> _The problem_: If a line of the records contains the string "upload", copy it out.

- Opening Delimiter -

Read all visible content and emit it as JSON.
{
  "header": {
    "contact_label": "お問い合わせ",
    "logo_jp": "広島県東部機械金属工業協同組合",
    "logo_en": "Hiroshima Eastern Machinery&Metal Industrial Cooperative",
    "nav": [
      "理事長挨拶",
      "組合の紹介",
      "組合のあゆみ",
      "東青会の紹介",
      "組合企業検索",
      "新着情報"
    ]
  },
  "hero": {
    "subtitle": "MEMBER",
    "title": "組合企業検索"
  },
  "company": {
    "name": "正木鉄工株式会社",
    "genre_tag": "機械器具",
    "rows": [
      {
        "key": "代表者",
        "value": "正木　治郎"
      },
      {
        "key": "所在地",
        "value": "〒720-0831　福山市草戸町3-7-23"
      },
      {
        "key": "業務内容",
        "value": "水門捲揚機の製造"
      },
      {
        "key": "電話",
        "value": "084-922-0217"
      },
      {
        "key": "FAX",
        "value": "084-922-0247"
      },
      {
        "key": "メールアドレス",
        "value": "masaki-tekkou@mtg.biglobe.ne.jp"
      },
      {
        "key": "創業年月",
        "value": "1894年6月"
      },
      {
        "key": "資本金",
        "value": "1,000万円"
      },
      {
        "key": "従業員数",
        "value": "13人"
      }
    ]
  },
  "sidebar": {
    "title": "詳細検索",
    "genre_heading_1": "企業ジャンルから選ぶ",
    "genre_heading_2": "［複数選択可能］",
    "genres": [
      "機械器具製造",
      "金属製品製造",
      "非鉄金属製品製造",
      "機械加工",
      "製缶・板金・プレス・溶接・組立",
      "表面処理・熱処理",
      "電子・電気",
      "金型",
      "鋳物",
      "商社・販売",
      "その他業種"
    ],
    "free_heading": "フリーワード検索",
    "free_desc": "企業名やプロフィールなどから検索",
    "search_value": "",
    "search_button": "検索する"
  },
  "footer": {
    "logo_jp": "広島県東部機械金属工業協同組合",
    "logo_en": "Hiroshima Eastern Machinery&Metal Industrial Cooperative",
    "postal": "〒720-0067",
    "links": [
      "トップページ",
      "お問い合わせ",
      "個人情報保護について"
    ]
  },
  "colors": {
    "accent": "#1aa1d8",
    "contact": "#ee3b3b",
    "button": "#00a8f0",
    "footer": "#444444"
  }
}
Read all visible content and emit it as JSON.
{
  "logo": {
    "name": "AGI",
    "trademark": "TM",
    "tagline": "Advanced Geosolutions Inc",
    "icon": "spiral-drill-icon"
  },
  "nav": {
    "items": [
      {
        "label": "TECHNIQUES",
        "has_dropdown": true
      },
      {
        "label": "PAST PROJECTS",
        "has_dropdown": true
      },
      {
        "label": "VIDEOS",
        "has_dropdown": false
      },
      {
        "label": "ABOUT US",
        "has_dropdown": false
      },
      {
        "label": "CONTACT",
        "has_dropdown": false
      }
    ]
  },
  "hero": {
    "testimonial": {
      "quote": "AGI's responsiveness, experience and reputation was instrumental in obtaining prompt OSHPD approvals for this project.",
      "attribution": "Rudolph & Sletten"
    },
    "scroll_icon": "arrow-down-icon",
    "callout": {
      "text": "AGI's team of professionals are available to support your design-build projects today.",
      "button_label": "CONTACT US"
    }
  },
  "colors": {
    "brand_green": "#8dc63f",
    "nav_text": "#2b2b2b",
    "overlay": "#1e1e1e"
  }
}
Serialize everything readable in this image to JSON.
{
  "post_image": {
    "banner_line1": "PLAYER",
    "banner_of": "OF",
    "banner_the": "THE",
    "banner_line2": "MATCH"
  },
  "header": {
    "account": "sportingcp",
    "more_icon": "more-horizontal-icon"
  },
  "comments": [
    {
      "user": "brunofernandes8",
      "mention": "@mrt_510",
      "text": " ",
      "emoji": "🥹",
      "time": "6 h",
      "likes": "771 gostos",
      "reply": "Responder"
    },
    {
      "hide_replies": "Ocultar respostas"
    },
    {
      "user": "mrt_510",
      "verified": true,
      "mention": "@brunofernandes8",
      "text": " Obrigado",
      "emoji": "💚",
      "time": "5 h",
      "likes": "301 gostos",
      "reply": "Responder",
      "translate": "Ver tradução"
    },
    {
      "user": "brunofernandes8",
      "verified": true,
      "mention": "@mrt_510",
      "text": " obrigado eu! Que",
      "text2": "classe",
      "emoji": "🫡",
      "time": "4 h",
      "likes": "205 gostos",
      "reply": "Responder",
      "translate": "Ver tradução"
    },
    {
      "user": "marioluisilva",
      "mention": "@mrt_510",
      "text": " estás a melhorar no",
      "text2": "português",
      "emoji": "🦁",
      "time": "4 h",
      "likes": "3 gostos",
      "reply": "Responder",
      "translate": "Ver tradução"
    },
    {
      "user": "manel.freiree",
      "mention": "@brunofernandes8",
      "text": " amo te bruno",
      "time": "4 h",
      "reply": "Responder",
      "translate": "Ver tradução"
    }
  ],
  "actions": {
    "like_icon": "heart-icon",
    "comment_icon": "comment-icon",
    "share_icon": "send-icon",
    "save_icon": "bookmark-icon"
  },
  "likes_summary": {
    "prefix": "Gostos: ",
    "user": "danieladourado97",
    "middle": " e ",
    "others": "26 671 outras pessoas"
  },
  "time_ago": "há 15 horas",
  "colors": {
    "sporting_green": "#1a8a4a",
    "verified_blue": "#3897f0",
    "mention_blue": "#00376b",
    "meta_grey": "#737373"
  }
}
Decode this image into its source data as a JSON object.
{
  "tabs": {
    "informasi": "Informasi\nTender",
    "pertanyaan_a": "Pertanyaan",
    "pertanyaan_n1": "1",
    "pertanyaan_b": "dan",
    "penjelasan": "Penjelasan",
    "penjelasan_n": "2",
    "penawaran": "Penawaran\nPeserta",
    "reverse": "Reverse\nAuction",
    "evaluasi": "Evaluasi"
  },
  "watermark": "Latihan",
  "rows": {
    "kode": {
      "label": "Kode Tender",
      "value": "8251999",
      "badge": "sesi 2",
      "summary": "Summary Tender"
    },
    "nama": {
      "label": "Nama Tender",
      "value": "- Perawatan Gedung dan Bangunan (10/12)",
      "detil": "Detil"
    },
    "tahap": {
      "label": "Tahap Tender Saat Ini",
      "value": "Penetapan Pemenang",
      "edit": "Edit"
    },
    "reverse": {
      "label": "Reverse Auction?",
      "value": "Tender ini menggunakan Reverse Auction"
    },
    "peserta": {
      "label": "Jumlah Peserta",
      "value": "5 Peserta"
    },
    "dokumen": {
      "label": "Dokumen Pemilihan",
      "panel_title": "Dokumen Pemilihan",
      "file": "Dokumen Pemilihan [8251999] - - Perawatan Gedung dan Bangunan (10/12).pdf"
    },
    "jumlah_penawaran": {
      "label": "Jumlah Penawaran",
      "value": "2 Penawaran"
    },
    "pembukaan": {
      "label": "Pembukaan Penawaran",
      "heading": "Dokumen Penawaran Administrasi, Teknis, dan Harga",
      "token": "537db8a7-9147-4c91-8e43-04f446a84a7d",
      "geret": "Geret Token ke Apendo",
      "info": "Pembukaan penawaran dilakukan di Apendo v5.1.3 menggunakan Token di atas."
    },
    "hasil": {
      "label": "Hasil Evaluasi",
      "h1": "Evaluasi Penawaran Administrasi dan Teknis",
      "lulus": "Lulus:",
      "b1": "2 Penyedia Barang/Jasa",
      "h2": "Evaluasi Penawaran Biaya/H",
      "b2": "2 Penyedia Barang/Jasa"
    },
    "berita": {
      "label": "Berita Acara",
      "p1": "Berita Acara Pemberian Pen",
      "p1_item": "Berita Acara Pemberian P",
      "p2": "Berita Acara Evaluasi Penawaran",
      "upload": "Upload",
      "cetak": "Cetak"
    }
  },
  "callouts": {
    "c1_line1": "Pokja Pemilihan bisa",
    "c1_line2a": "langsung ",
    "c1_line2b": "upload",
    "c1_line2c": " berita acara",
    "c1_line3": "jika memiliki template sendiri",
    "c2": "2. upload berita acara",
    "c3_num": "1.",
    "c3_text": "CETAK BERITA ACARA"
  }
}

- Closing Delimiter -

> _Completed task_:
      "upload": "Upload",
    "c1_line2b": "upload",
    "c2": "2. upload berita acara",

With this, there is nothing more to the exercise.